To encourage the association’s initiatives, support organisations were created one after the other in every part of Japan. In 1998, they gathered into one entity to become the National Association for the Rescue of Japanese Kidnapped by North Korea (NARKN). April 1997 saw the formation of a non-partisan parliamentary cell aimed at addressing the abduction issue and its resolution. In addition to these organisations, meetings of governors (Assembly for the relief of victims of abduction by North Korea) and MPs ( Comission for National Consultation of Regional Assemblies on the abductionissue) have recently reinforced the movement . At first, these associations experienced some difficulties in convincing the public of the need for action. However, with the implementation of gatherings, public meetings with the individuals concerned, and demonstrations across the country, the Japanese people have realised the importance of the problem and ask the government to act to repatriate victims abducted by North Korea. Under pressure from public opinion as well as from the United States, (through President George Bush, who in January 2001 included the regime of Kim Jong-il in the «axis of evil,»), in September 2002, North Korea participated in a meeting with Japan primarily to address the abduction issue. For the first time, North Korea recognised the abduction of Japanese citizens that it had previously denied. Kim Jong-il, however, hid the fact that he was the main instigator of the kidnappings. He merely stated: «There are only thirteen people who were abducted, eight of whom died. I consider this matter closed.» The Japanese public is not satisfied with these statements and the Japanese government has not implemented the Pyongyang treaty it signed with North Korea, which means that efforts to normalise diplomatic relations between the two countries has been suspended.

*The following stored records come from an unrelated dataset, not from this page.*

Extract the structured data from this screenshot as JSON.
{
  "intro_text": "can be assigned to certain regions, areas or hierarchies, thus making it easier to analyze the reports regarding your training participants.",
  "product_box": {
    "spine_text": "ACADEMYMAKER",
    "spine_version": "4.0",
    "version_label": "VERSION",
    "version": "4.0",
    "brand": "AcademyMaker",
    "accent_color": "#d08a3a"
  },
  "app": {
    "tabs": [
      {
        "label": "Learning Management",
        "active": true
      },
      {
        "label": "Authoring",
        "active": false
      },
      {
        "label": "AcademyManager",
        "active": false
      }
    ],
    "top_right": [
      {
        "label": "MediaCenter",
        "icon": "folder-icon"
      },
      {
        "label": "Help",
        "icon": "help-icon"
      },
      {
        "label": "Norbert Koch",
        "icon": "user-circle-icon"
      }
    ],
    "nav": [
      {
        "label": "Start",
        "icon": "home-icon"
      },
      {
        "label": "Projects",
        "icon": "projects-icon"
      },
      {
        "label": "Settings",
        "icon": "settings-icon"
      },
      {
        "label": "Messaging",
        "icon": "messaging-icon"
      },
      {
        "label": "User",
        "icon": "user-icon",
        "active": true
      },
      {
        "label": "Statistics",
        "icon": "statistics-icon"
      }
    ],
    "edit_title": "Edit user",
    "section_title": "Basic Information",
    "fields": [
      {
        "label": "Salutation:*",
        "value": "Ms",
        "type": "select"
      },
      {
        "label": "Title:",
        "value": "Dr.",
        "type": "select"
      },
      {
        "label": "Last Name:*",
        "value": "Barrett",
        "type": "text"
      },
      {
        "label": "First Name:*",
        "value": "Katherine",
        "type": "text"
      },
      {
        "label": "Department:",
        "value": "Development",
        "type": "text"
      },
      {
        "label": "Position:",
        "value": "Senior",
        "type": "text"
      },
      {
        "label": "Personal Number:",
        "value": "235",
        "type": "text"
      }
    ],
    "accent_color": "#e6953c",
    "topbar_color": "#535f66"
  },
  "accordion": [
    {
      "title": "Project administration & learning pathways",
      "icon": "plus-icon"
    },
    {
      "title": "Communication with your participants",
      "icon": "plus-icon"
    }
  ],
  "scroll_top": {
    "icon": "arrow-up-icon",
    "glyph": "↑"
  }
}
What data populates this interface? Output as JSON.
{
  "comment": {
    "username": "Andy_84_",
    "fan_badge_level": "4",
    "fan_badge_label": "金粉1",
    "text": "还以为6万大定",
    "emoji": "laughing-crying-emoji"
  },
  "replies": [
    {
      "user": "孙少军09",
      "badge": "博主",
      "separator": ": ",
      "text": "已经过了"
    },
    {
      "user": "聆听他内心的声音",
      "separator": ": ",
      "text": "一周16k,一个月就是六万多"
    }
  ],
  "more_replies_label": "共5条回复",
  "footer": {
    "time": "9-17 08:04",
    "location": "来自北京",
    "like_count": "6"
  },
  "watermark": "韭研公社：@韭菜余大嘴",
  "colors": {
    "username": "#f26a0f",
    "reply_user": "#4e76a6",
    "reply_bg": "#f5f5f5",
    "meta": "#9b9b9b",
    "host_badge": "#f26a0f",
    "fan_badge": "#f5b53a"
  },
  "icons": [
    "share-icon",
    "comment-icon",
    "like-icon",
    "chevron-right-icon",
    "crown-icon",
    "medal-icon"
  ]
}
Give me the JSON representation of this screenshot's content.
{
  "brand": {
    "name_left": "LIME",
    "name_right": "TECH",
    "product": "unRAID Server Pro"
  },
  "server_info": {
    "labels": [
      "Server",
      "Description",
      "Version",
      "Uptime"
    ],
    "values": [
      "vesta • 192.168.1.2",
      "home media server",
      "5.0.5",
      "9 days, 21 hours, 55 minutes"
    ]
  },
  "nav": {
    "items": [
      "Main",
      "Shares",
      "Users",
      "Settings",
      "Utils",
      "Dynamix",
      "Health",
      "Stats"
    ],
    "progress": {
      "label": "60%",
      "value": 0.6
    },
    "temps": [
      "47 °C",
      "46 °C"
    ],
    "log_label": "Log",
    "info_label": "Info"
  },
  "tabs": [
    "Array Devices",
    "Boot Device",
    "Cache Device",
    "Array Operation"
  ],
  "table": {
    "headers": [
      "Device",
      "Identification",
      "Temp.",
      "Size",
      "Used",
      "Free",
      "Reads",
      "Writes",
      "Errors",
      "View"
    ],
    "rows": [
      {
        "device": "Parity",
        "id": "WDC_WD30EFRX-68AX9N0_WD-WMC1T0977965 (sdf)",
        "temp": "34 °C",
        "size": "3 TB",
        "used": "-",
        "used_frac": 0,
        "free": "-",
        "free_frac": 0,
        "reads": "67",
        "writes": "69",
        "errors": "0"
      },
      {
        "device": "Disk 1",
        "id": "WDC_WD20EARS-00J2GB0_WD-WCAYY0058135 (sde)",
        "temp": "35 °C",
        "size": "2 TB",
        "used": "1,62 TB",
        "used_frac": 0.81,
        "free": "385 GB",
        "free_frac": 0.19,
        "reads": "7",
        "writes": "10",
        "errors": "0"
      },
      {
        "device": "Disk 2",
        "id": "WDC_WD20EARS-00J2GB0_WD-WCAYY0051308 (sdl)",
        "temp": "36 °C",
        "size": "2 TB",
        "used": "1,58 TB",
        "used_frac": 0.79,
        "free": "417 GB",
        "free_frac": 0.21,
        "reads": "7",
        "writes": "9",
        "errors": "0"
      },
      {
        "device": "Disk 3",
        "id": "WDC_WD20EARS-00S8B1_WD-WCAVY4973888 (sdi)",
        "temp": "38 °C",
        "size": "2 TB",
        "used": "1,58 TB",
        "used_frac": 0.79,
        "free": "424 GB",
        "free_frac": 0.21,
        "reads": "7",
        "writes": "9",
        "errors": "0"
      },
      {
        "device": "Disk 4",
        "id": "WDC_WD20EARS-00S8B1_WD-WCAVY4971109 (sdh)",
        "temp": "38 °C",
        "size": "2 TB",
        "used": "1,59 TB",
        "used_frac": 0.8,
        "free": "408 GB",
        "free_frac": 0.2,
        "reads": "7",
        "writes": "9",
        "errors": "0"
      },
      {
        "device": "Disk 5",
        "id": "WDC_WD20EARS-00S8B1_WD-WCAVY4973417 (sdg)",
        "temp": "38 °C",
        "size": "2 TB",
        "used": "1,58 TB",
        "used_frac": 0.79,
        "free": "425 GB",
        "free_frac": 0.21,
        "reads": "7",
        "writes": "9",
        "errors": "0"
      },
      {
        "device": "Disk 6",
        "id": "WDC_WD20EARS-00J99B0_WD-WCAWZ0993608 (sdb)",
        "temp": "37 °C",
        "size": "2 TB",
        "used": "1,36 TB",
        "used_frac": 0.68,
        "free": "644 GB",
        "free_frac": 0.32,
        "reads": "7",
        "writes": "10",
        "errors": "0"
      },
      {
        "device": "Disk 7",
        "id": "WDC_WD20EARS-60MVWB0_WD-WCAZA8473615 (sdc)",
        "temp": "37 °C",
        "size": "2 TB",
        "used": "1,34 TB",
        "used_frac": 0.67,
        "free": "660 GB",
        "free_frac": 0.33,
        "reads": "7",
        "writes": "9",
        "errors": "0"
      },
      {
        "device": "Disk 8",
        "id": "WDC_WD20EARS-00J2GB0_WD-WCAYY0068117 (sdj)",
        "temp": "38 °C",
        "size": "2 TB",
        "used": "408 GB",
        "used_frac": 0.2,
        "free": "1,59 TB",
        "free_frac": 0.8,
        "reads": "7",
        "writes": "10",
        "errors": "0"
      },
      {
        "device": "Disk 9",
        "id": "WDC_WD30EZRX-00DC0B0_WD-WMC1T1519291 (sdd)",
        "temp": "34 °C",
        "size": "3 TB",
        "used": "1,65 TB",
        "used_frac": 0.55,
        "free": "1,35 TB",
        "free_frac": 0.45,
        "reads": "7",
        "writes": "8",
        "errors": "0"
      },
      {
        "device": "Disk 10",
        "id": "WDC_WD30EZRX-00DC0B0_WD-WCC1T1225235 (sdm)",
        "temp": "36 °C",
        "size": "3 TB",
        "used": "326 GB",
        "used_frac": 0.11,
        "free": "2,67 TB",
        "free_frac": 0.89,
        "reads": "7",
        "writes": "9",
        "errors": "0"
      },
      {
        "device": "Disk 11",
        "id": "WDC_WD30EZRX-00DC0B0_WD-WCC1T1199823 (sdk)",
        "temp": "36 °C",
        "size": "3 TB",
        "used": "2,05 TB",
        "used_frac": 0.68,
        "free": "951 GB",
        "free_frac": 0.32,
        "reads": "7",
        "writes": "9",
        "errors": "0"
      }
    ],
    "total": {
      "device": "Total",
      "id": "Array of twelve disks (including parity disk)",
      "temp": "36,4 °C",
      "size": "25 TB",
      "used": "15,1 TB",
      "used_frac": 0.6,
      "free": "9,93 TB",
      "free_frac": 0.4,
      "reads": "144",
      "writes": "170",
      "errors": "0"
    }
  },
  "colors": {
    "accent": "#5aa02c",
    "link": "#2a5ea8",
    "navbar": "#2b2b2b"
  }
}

In October 2002, North Korea released five Japanese nationals it was holding on its territory, but insisted that these people were to return. The Japanese government refused to negociate, and two years later obtained the release of the families of the five victims back to Japan. Unfortunately, there are still Japanese nationals detained in North Korea who are still waiting to be rescued. The AFVKN and the NARKN investigated documents as well as physical evidence provided by the North Korean authorities to certify the death of the eight Japanese people they had spoken about at the last summit with Japan. All are false. North Korea finally admited this during the following Japanese-North Korean summit without giving a satisfactory explanation. Both associations believe that diplomatic negotiations with the dic- tatorial regime of Kim Jong-il are not sufficient to bring the victims back home. From July 2003, they asked the Japanese government to implement retaliatory measures against North Korea. In the space of one year, two-thirds of the public believe that it is necessary to impose sanctions against North Korea. In all opinion polls since, this rate exceeds 80%. This is the first time in post- war Japan that the population wants to take action against a foreign country. In September 2006, Prime Minister Abe’s cabinet set up the «Committee dedicated to the abduction issue.» This committee will also be present in succeeding governments stemming from the Liberal Democratic Party or Democratic Party of Japan. After the death of Kim Jon-it, many people in North Korea offered to sell confidential data including detailed information about 2.1 million people in Pyongyang. We ourselves have been able to obtain some information about the existence of abductees, and we can say that they are alive. Noting that North Korea has been forced to recognise its two lies, that «there were only 13 Japanese kidnapped» and «eight abductees died,» The AFVKN and the NARKN continue their popular move- ment to resuce the victims left in North Korea. A petition has been launched and already has more than 10 million signatures.